I’ll dub it the “What am I, a meshugana?” defense, which, as a side note, marks the first instance of a Yiddish word being used on this blog. The defense works like this. A person accused of wrong doing points out all of the obvious reasons that it would have been foolhardy of them to commit such an act and then declares that they would have to be crazy to have done so. Their statement implies that they are, in fact, not crazy, and therefore can not be expected to have perpetrated such an offense.

Palmeiro brandished this defense in the course of denying that he “knowingly” took steroids. Why, he ponders incredulously, would he risk such a transgression after vehemently denying it before Congress earlier this year, and while the spotlight shone bright upon him as he surpassed a major milestone in the annals of baseball?

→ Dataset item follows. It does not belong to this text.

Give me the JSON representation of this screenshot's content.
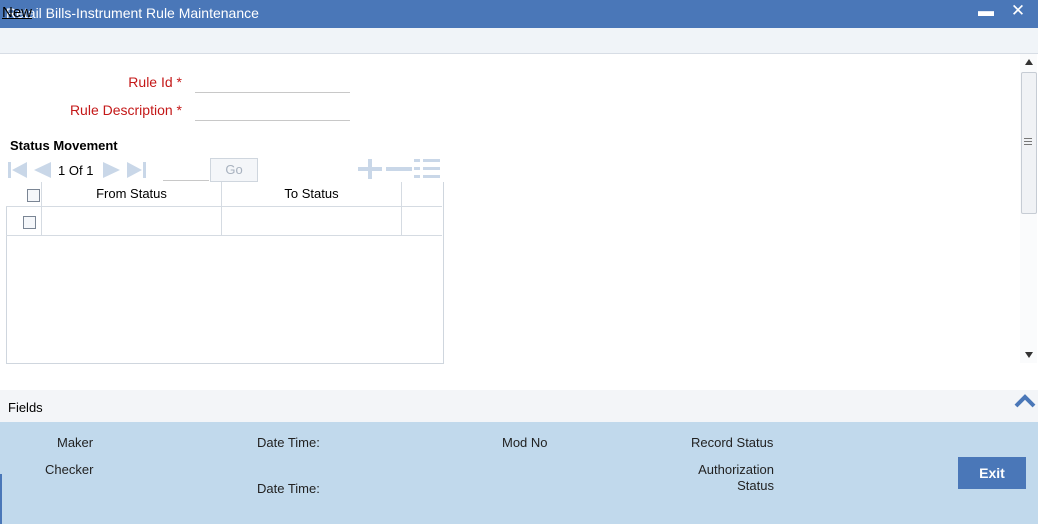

A common response from baseball commentators is that he risked violating the league’s drug policy because he has gotten away with it for so long that it didn’t seem that great a risk. Others have pointed out that his fear of shrinking towards the last vestiges of his career before casting himself in stone as one of the game’s legends may have clouded his senses. And, of course, there is the possibility that prolonged steroid use does render one somewhat meshuga (second instance).

So why should the city adopt a similar line of defense when it obviously lends itself to speculation and skepticism? Because right now, almost the entire case involving the spurned firefighter candidate and the city’s civil service commission is made up of speculation and skepticism.

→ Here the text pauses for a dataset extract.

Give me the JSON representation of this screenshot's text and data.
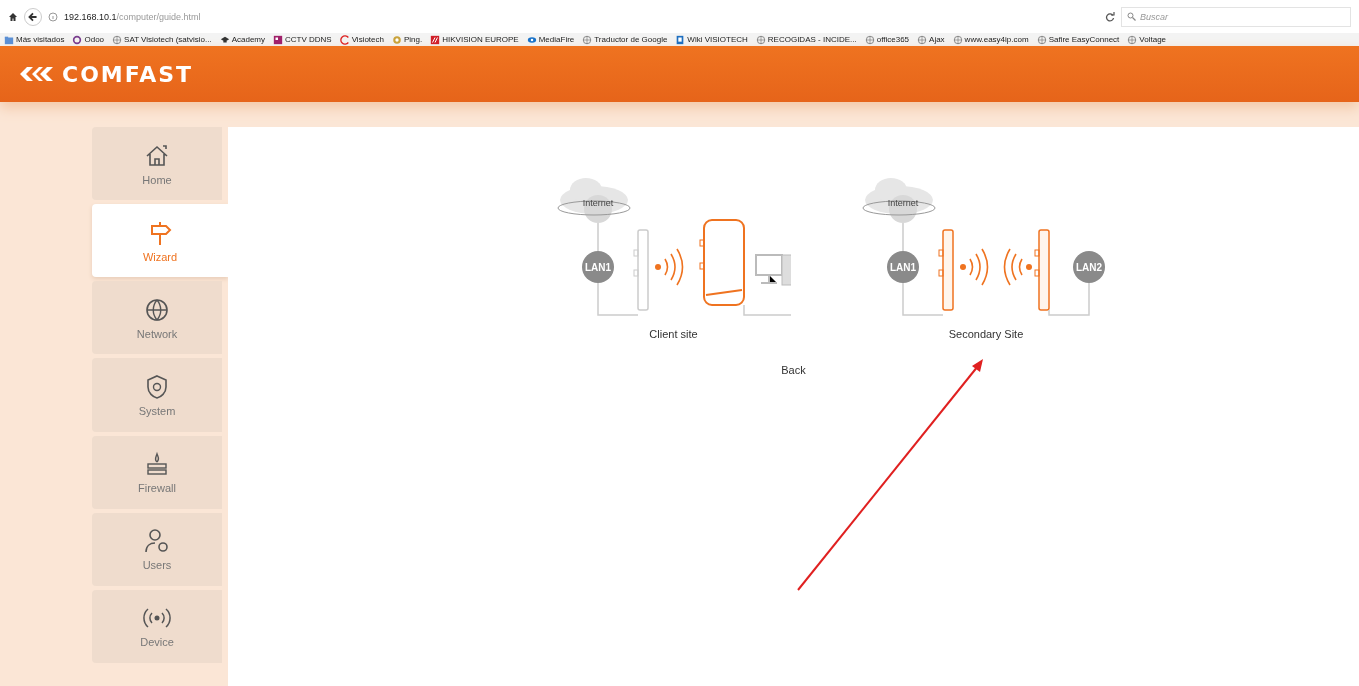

The facts of the case as we know them is that a seemingly qualified candidate was dismissed from consideration after the results of his background check were made known to the commission, but to no one else. We also know that the candidate is a bit of scofflaw which may be, but probably isn’t, the reason for his rejection.

The common reactions to the story range from allegations of systematic racism throughout the city, to insinuations that the candidate is fully aware that there is a legitimate reason for his disqualification, but since the city can not reveal it, he is feigning dumbfoundedness.

My reaction, while acknowledging that racism still lurks in the hearts of some, is that Jim Crow is dead and that such an obvious and discriminate act as dismissing a firefighter candidate based solely on the color of his skin is extremely unlikely. Even if the members of the civil service commission were secret card-carrying members of the Klan, with tailored sheets tucked away in the back of their wardrobe closets, they wouldn’t attempt such a brazen display of discrimination what with the NAACP and the media breathing down their necks over this very issue. They’d have to be, well, crazy to try such a thing.

The lack of minorities on the fire and police departments is the albatross around the city’s neck just as steroids are choking major league baseball. But unlike Palmeiro, who tested dirty, no hard evidence has arisen that proves the city’s actions in dismissing the candidate were in anyway influenced by race. In fact, they may be sitting on the facts that would exonerate them due to the legalities involved in releasing such information.

So the best the city can do at this point is to plead sanity and hope that time will shed some sunshine on this story. And should it later come to be known that the candidate was discriminated against, then I'll have to plead naïveté.

1 comment:

Anonymous said...

What the City needs to do is just stand up and say "that's how it is and it's not going to change no matter how much the NAACP cries."

It is time that the City puts an end to their pandering to the strong-armed tactics, and the irrational paranoid accusations that are being floated by the NAACP and other like groups. As long as the City shows a good faith effort towards recruiting minorities they should be free of the constant criticism.

This situation is shaping up to be like the Renatta Frazier case. Why would the City go out of their way to recruit minorities, and "dumb-down" the testing process (easier written test, heavily weighted oral board) only to go out of their way to get rid of them? IT MAKES ZERO SENSE! In the Frazier case the City ignored severe problems in her background investigation in order to try to boost their minority numbers. What the City got in return was an unqualified person that they had to give $800,000 to after finally realizing that they should have heeded the warnings in the background investigation.

Hopefully the City has learned their lesson and will stick to their guns in this case. Background investigations are rarely wrong.

One final comment. How would you like to be the person who gave negative background information on a potential police or fire candidate, assuming that the information was confidential, only to have it released to the candidate? Does anyone see a potential problem here?